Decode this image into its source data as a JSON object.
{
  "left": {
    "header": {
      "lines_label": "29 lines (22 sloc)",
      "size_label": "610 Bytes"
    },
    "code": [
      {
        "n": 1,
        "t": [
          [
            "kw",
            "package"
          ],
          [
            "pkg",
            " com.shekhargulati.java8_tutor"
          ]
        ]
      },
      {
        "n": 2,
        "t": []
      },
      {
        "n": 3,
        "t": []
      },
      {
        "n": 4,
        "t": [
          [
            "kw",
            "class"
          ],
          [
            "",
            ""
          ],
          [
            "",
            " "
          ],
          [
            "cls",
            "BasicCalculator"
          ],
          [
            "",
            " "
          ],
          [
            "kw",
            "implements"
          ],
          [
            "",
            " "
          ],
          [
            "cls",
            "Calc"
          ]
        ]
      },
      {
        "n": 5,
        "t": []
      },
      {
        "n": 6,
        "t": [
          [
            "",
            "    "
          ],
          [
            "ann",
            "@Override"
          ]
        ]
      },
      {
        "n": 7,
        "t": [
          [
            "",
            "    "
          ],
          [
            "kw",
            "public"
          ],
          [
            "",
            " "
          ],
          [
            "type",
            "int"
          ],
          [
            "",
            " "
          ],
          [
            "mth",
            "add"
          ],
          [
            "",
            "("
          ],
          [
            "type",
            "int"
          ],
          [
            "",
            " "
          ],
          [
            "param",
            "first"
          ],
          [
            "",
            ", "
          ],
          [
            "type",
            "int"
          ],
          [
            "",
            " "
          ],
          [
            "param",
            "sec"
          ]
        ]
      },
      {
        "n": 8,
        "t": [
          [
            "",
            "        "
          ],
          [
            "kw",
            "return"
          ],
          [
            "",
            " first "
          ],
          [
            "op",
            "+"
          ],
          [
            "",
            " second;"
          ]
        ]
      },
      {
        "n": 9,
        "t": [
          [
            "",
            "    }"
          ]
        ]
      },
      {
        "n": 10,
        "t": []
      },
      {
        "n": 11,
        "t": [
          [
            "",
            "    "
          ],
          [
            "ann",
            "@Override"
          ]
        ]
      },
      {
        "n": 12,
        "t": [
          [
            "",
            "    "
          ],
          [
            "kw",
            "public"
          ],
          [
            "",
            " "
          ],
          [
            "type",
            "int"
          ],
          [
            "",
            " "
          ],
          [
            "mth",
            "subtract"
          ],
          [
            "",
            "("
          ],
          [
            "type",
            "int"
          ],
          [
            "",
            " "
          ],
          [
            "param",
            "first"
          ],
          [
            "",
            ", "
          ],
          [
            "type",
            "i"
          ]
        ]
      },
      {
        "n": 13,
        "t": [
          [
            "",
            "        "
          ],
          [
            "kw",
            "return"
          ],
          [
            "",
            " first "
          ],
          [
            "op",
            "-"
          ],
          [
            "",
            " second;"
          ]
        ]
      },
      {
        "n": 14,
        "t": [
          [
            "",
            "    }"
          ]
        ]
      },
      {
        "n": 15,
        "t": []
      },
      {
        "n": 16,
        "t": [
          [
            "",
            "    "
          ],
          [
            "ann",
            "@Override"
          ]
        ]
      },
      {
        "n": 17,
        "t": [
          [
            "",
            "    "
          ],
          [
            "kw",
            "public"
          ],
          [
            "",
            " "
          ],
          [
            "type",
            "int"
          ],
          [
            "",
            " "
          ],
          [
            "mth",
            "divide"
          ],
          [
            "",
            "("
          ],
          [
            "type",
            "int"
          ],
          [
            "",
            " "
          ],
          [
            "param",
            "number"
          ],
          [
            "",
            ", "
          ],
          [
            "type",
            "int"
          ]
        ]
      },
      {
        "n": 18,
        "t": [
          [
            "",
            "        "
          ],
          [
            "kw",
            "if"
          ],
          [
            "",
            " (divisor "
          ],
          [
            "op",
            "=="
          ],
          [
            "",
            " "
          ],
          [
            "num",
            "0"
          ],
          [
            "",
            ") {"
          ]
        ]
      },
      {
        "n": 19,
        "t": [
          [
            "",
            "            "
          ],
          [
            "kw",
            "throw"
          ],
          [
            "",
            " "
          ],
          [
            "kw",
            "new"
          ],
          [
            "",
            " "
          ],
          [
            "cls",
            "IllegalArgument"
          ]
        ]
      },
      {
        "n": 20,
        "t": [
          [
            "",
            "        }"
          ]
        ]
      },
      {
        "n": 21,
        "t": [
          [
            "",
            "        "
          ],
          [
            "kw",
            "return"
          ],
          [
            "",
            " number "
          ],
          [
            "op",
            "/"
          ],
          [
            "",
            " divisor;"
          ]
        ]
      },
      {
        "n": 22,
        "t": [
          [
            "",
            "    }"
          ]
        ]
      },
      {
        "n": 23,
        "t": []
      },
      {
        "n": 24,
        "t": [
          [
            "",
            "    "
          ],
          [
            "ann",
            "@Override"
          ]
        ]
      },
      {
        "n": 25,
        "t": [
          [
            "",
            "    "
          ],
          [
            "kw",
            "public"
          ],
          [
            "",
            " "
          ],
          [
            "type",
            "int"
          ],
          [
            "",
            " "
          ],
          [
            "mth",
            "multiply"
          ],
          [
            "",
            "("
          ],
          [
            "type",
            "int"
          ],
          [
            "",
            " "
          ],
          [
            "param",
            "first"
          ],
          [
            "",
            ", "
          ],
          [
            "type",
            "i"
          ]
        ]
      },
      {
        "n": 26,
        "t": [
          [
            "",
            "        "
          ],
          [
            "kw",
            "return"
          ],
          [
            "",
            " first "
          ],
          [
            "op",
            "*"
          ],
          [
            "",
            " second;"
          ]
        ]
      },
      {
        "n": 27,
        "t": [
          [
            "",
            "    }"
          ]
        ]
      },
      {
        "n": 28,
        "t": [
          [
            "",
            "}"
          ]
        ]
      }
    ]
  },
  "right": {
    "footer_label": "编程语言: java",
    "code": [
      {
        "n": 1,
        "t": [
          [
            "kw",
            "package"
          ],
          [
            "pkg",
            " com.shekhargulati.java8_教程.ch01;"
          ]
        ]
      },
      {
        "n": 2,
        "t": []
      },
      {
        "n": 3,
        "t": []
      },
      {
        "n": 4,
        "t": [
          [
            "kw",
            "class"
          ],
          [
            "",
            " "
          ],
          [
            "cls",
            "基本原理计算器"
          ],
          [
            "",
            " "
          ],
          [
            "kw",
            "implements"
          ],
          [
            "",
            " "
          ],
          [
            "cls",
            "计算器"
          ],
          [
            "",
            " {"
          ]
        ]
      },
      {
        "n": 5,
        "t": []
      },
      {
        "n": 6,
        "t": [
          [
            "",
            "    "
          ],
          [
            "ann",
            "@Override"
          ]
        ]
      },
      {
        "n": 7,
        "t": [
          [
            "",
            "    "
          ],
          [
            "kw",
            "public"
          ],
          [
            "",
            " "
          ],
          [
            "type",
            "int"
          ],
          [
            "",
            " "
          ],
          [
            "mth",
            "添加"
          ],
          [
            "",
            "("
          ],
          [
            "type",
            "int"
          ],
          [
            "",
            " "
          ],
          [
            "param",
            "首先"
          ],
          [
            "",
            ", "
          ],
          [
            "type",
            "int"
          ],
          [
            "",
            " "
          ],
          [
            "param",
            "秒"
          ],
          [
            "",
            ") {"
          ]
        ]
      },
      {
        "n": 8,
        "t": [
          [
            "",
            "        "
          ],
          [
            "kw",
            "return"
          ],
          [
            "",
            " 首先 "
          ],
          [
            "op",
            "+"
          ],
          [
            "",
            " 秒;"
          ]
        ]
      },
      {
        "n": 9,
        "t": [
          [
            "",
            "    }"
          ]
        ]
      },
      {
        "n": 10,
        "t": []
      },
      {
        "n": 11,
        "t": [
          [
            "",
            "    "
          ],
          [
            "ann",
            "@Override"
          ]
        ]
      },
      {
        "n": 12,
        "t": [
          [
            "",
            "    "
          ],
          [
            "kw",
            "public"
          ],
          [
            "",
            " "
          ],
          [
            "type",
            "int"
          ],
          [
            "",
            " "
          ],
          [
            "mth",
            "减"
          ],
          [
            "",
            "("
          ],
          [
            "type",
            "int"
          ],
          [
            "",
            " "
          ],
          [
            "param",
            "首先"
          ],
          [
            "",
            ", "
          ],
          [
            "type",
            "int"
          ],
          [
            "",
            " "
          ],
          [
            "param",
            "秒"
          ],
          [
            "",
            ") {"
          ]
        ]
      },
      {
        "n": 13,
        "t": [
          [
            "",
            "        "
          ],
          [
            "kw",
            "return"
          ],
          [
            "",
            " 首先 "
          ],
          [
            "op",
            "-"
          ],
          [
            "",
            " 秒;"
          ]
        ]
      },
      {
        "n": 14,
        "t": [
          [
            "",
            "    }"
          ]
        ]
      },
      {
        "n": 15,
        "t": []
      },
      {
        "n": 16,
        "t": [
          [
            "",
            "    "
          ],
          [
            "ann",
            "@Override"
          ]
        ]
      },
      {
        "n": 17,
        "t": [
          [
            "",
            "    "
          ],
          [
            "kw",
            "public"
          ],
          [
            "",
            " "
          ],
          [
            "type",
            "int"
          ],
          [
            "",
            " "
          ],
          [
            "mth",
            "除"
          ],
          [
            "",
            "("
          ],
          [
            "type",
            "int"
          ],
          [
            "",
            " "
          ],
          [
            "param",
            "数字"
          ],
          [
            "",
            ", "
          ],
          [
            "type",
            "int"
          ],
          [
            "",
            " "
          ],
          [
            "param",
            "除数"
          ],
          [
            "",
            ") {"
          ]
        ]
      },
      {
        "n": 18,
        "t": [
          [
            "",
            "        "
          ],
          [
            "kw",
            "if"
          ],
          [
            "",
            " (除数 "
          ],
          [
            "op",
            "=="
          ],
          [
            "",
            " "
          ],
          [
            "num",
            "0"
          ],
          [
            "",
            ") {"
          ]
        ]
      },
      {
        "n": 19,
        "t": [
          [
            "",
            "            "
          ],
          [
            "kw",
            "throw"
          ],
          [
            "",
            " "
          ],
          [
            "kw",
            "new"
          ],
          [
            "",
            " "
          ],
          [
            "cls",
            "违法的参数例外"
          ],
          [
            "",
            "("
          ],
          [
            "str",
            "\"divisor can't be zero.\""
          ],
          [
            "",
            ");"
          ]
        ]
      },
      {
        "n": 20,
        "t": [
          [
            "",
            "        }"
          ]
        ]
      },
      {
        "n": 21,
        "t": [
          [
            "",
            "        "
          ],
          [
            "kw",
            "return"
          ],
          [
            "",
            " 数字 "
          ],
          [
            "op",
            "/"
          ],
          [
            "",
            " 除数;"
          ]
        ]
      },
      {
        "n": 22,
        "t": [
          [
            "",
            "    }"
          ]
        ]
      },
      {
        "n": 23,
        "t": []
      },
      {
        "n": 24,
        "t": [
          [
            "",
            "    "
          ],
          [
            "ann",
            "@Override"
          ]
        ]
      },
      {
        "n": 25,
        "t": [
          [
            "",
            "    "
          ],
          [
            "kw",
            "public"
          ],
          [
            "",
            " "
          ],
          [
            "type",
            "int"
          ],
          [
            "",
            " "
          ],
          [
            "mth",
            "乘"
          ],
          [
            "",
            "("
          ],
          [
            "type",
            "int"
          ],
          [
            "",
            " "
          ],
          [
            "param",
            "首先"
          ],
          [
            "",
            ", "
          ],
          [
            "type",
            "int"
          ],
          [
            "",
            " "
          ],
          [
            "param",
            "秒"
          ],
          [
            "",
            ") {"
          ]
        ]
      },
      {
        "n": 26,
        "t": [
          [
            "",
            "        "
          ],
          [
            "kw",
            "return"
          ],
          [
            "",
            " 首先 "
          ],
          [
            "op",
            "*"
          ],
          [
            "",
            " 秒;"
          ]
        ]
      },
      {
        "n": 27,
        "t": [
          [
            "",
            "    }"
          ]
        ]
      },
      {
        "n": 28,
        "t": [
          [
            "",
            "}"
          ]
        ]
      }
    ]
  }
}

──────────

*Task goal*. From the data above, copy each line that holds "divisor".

*Answer area*.
            " (divisor "
            " divisor;"
            "\"divisor can't be zero.\""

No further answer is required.